Here is a brief summary of the issues I found interesting from the last council meeting on Jan. 7th. This is not intended to fully cover everything that was discussed. The council meets again Tuesday (tomorrow) at 7 pm at the school building. Please attend and listen to the issues for yourself. ~ Karen
The meeting opened with a long discussion of the agenda approval and adding the contract for the prosecuting attorney, which was eventually added to the agenda as the first item of business. Mayor Transue opened discussion on the issue by making his recommendation. Council Member Albertson asked why this candidate had been chosen. There had been 6 proposals, only 2 of which were within budget. Transue, the town attorney and police chief interviewed those two, who scored evenly on the interview. Transue stated that based on reference checking and costs, he recommended Michael Bejarano.
Albertson said he had done his own reference checking on the other candidate and had negotiated a lower rate with her. Albertson wanted Christa Swain appointed as the prosecuting attorney. Council Member Hedrick felt that Albertson had inappropriately taken on duties given to the executive branch and was acting outside the legislative authority of the council. The town attorney said the names proposed on the contract were the preview of the mayor, the terms of the contract were for the council.
Transue noted that he had asked the council to appoint a member to work with him in this selection process after his last candidate was rejected. When there was no response, he moved ahead. Transue said he would take it under advisement if the council moved ahead with the contract for a new prosecuting attorney with a different person than he had proposed. An hour into the meeting, the motion to approve the contract with Ms. Swain’s name inserted and Mr. Bejarano’s deleted was approved 4 to 1 (Hedrick voted no).
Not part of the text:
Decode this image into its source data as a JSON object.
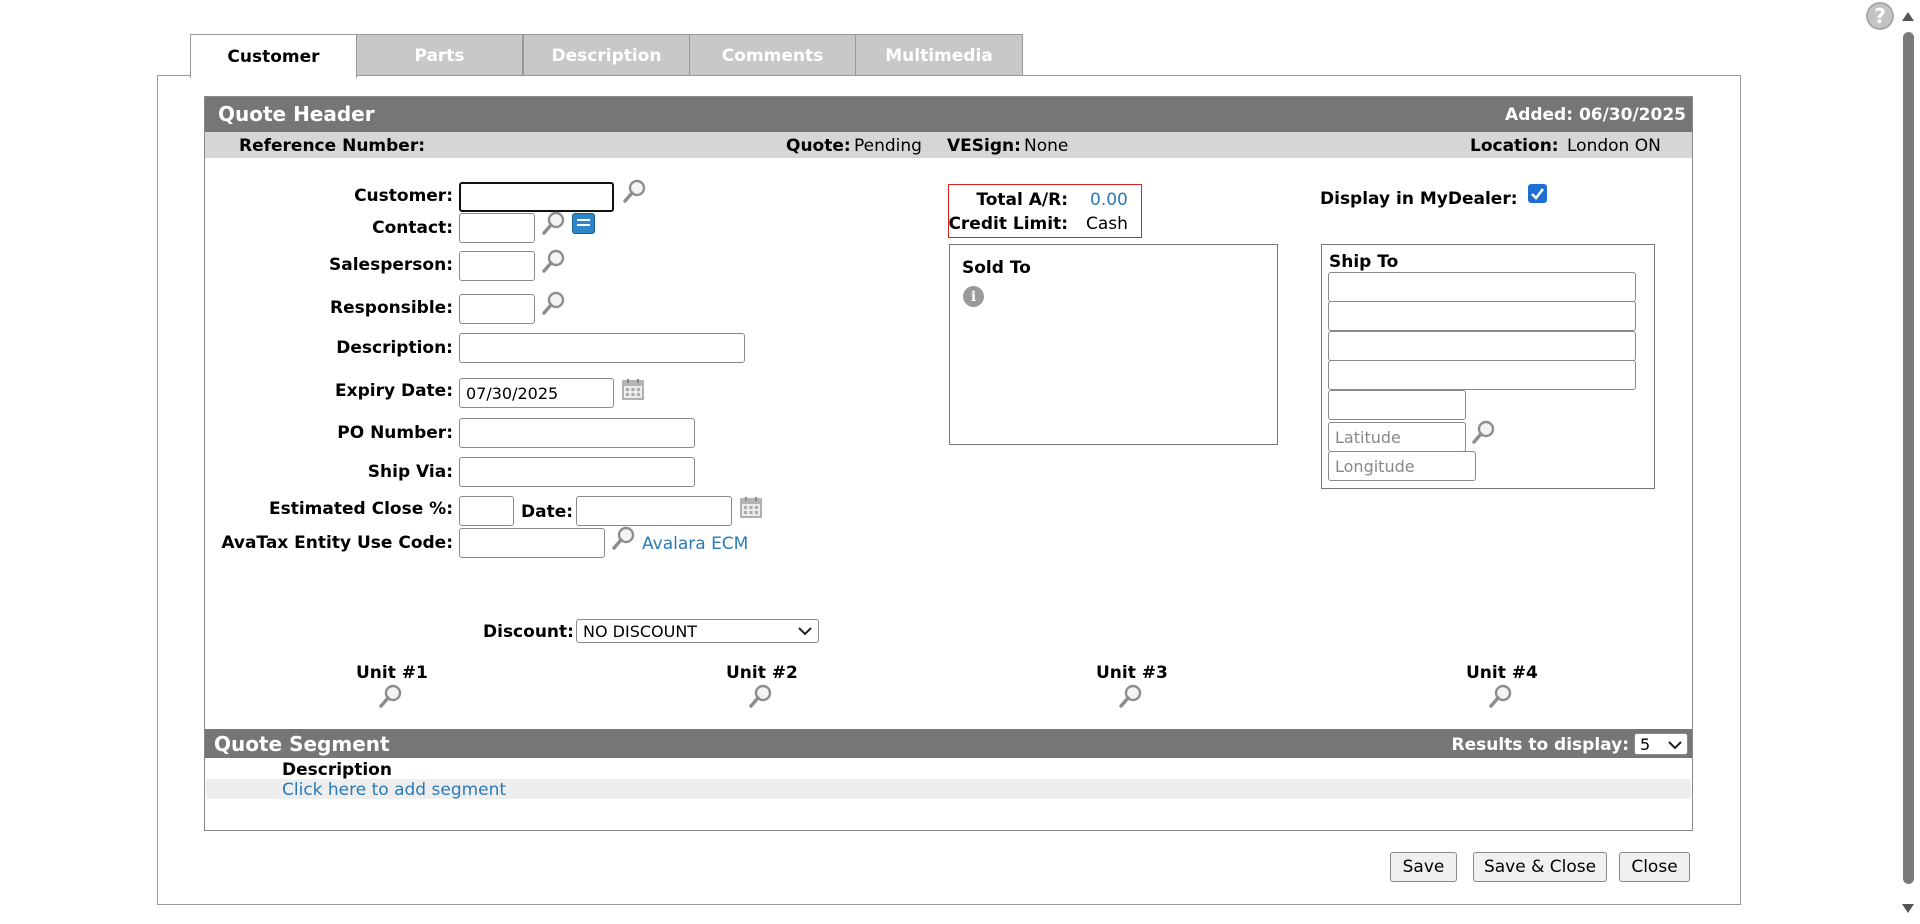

Transue noted there were several items on the horizon that would require a budget increase:
1) Since the council had refused to compromise on the proposed lease of the Commencement’s sale center space, there was now legal action that would require an additional $12,000 to $15,000. He noted the length of the overall lease of the school was not an issue at trial.
2) Tacoma will be raising rates; 4% for sewer base rate plus a 7% increase in the consumption rate and 7% increase for garbage.
3) He was unsure what level of service he could provide for the rest of the year, given the council’s cut on overtime for town employees, especially police.
Albertson stated that they can serve the public best if they try to come up with a level of cooperation, such as the mayor giving his reasons for his actions and the council doing the same – that information should go both ways. He felt that information flow had been lacking from the mayor.
Transue asked Albertson for an update on their meeting with Tacoma Fire (to negotiate a new contract for emergency services). Albertson felt any discussion should wait until the study session on Jan. 14th.
When public comment was opened, I asked Albertson and Council Member Stebner to provide a copy of the contract with Tacoma Fire now so the public could review it before the next meeting. They gave no response. They eventually acknowledged there had been a meeting with Tacoma Fire, but would not talk about it until the study session.
Fire Chief Torbet then asked for details of the contract with Tacoma Fire. If there were numbers available from Tacoma, the council owed it to at least the fire committee to review them and not keep them so hidden. He asked Albertson and Stebner if there was a reason they were hiding these numbers? He found it very objectionable that the council was not being forthright with this information.
Last August, Ruston was awarded a grant from the state’s Community and Economic Development agency (CTED) for $75,000 to update the Master Development Plan (MPD) for the Point Ruston property to make it consistent with all the town’s land use codes. There have been inconsistencies discovered both within the MPD and with Ruston’s zoning codes and comprehensive plan. The grant requires a $31,400 match from Ruston that the council had removed from the budget.
A CTED representative at the meeting announced that they were not sure they could fund the grant under these conditions. Among other things, the time line was critical and the contract (as presented) had to be signed this week. Council Member Huson expressed ongoing concerned about the cost of the town planners (who are outside consultants) and his determination to hire an in-house house planner. The town’s consultants would do most of the work on this grant. The council eventually approved signing the contract while acknowledging that a budget amendment would be needed to fulfill the obligations of that contract.
I’ve already given a summary of what happened at the study session the following Monday on the fire department. Prior to the study session, Tacoma had released a letter stating they had withdrawn from contract negotiations on Jan. 3rd at the meeting with Stebner and Alberston. The timing is interesting; Stebner and Albertson apparently knew on Jan. 3rd that Tacoma had withdrawn from negotiations, yet at this meeting on Jan. 7th they refused to talk about details of the meeting with Tacoma until the study session on Jan. 14th. These council members began that meeting on the 14th by questioning Chief Torbet about what criteria they should use to judge between Tacoma and Ruston emergency services without acknowledging the letter from Tacoma or the fact there was not contract on the table.